Beyond that though, the vacation time was amazing. I attended my 10 year high school reunion, spent time with my family and new extended family, got many hilly rural miles in on the bike, and spent two uninterrupted weeks with the love of my life. My only regret? No one got me a cookbook for Christmas!!! Don't get my wrong, I got many beautiful gifts including a ninja blender (!!!), a springform cake pan, and an expensive black suit for the upcoming interview. But cookbooks are kinda the go to gift for me, you know, like candles or soap for most people. I guess because I've been making up so many recipes, my loved ones assumed that I no longer needed inspiration from a book. So upon my return, I dug up my cookbooks from the last couple of years and spent a lovely time going through them in the soft glow of my Christmas tree lights drinking a cup of hot ginger tea.

This recipe however, was not inspired by a cookbook. Instead, I've just been rather obsessed with gingerbread lately. Molasses and ginger are a truly winning combination and I just can't get enough! Molasses is a nutritional powerhouse, disguised as a sweetener.  To remind you, one tablespoon of good molasses has 20% of your daily value of iron, more potassium than a banana, and is a good source of vitamin B6, calcium, manganese and magnesium. Meanwhile, ginger has been valued for its anti-inflammatory properties for centuries. This recipe pairs the flavors with oats, which makes the recipe quite the keeper! If you do not have a waffle iron, you should buy this one or you can thin the batter with an additional ~1/2c water and cook them as pancakes. I served the waffles warm with walnuts, maple syrup, and a dusting of powdered sugar. I hope you enjoy them as much as we did!

Gingerbread Waffles

3c oats, measure then food process to a fine powder
2T cornstarch
1.5t baking powder
2T brown sugar
3 pieces candied ginger, ground in a coffee grinder or 1T powdered ginger
1T cinnamon
0.25c molasses
0.75c water
1c almond milk

1T oil (optional, recommended if your waffle iron is prone to sticking but unnecessary if you have a good non-stick coating)

Mix dry ingredients, then add the wet.

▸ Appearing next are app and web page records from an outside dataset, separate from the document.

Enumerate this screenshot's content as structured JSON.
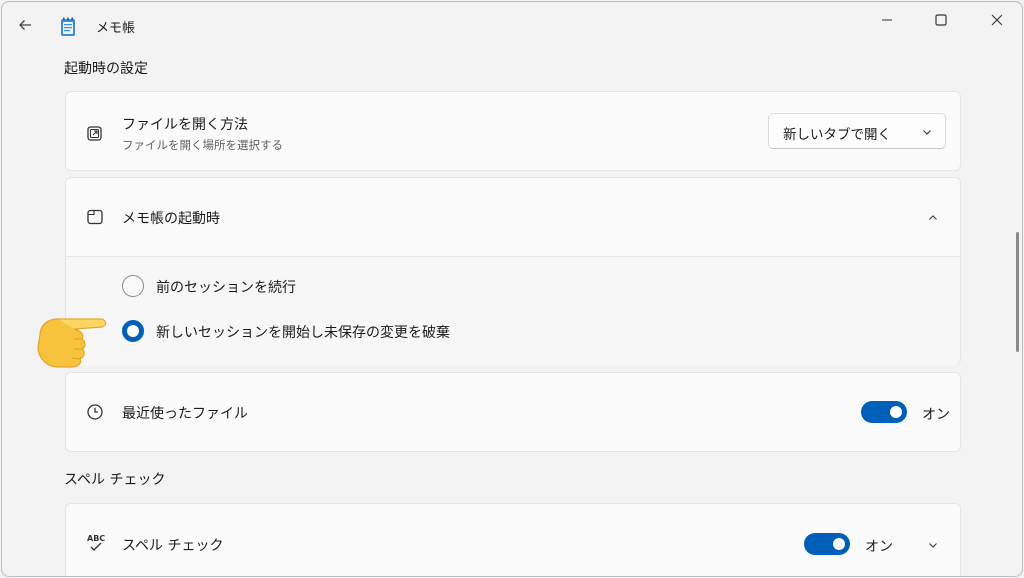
{
  "app": {
    "title": "メモ帳"
  },
  "colors": {
    "accent": "#005fb8",
    "background": "#f3f3f3",
    "card": "#fbfbfb"
  },
  "sections": {
    "startup": "起動時の設定",
    "spell": "スペル チェック"
  },
  "open_file": {
    "title": "ファイルを開く方法",
    "subtitle": "ファイルを開く場所を選択する",
    "dropdown_value": "新しいタブで開く"
  },
  "on_startup": {
    "title": "メモ帳の起動時",
    "options": [
      {
        "label": "前のセッションを続行",
        "checked": false
      },
      {
        "label": "新しいセッションを開始し未保存の変更を破棄",
        "checked": true
      }
    ]
  },
  "recent_files": {
    "title": "最近使ったファイル",
    "state": "オン"
  },
  "spell_check": {
    "title": "スペル チェック",
    "state": "オン"
  },
  "icons": {
    "back": "arrow-left-icon",
    "app": "notepad-icon",
    "minimize": "minimize-icon",
    "maximize": "maximize-icon",
    "close": "close-icon",
    "open_file": "open-external-icon",
    "startup": "window-icon",
    "recent": "clock-icon",
    "spell": "spellcheck-icon",
    "pointer": "pointing-hand-icon"
  }
}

Add batter to waffle maker and cook according to your appliance's direction. Serve warm with maple syrup. Alternatively, you can thin the batter with an additional ~1/2c water and cook them as pancakes!

Wednesday, January 1, 2014

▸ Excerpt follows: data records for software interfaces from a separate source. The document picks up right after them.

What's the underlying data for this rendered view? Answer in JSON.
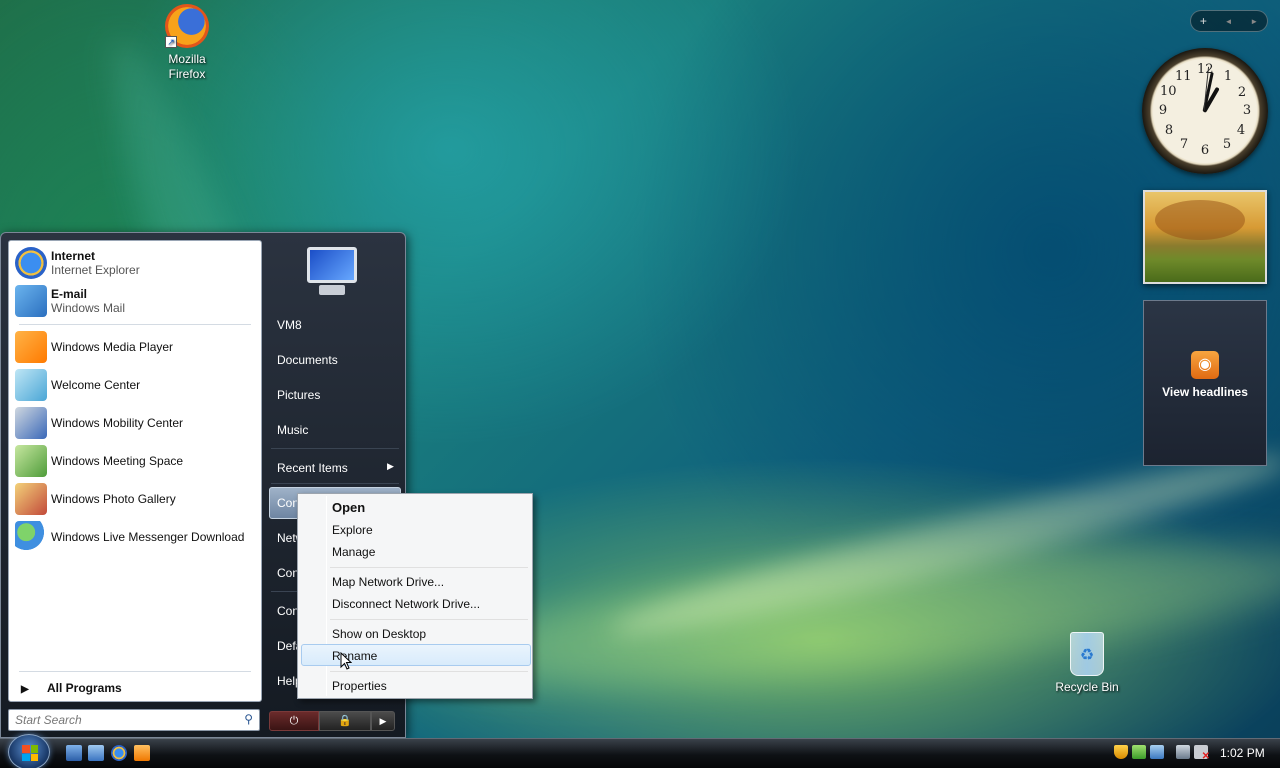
{
  "desktop": {
    "icons": [
      {
        "label": "Mozilla",
        "label2": "Firefox"
      },
      {
        "label": "Recycle Bin"
      }
    ]
  },
  "sidebar": {
    "controls": {
      "add": "+",
      "prev": "◄",
      "next": "►"
    },
    "clock_numbers": [
      "12",
      "1",
      "2",
      "3",
      "4",
      "5",
      "6",
      "7",
      "8",
      "9",
      "10",
      "11"
    ],
    "feed_label": "View headlines"
  },
  "start_menu": {
    "pinned": [
      {
        "title": "Internet",
        "subtitle": "Internet Explorer"
      },
      {
        "title": "E-mail",
        "subtitle": "Windows Mail"
      }
    ],
    "recent": [
      "Windows Media Player",
      "Welcome Center",
      "Windows Mobility Center",
      "Windows Meeting Space",
      "Windows Photo Gallery",
      "Windows Live Messenger Download"
    ],
    "all_programs": "All Programs",
    "search_placeholder": "Start Search",
    "right_links": [
      "VM8",
      "Documents",
      "Pictures",
      "Music",
      "Recent Items",
      "Con",
      "Netw",
      "Con",
      "Con",
      "Defa",
      "Help"
    ]
  },
  "context_menu": {
    "items": [
      "Open",
      "Explore",
      "Manage",
      "Map Network Drive...",
      "Disconnect Network Drive...",
      "Show on Desktop",
      "Rename",
      "Properties"
    ],
    "highlighted": "Rename"
  },
  "taskbar": {
    "time": "1:02 PM"
  }
}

New Year's Black Eyed Peas

Happy New Year! Polish (and German/ Pennsylvania Dutch) tradition states that on New Year's Day you must eat pork and sauerkraut, usually in the form of pork kielbasa. Pork is thought to enhance forward thinking and bring new adventures in the new year since pigs forge forward and cabbage is thought to bring prosperity. Since I don't eat meat any more, I replaced the pork with black eyed peas, which are a southern tradition thought to bring prosperity in the new year. Using the pork seasoning though, left the dish really bland, so I made up a new twist this year! I served it with Tofukry kielbasa, an arugula salad, and fresh bread. Bring on 2014!

Maple Cinnamon Black-Eyed Peas and Sauerkraut

2lb sauerkraut
2 granny smith apples, cubed
2c black eyed peas
cinnamon, garlic, cloves to taste
1/4c maple syrup

Add all ingredients to a crock pot. Cook on high for 5-6 hours or 10 hours on low. Enjoy!

Winter sun in the woods on a recent ride :)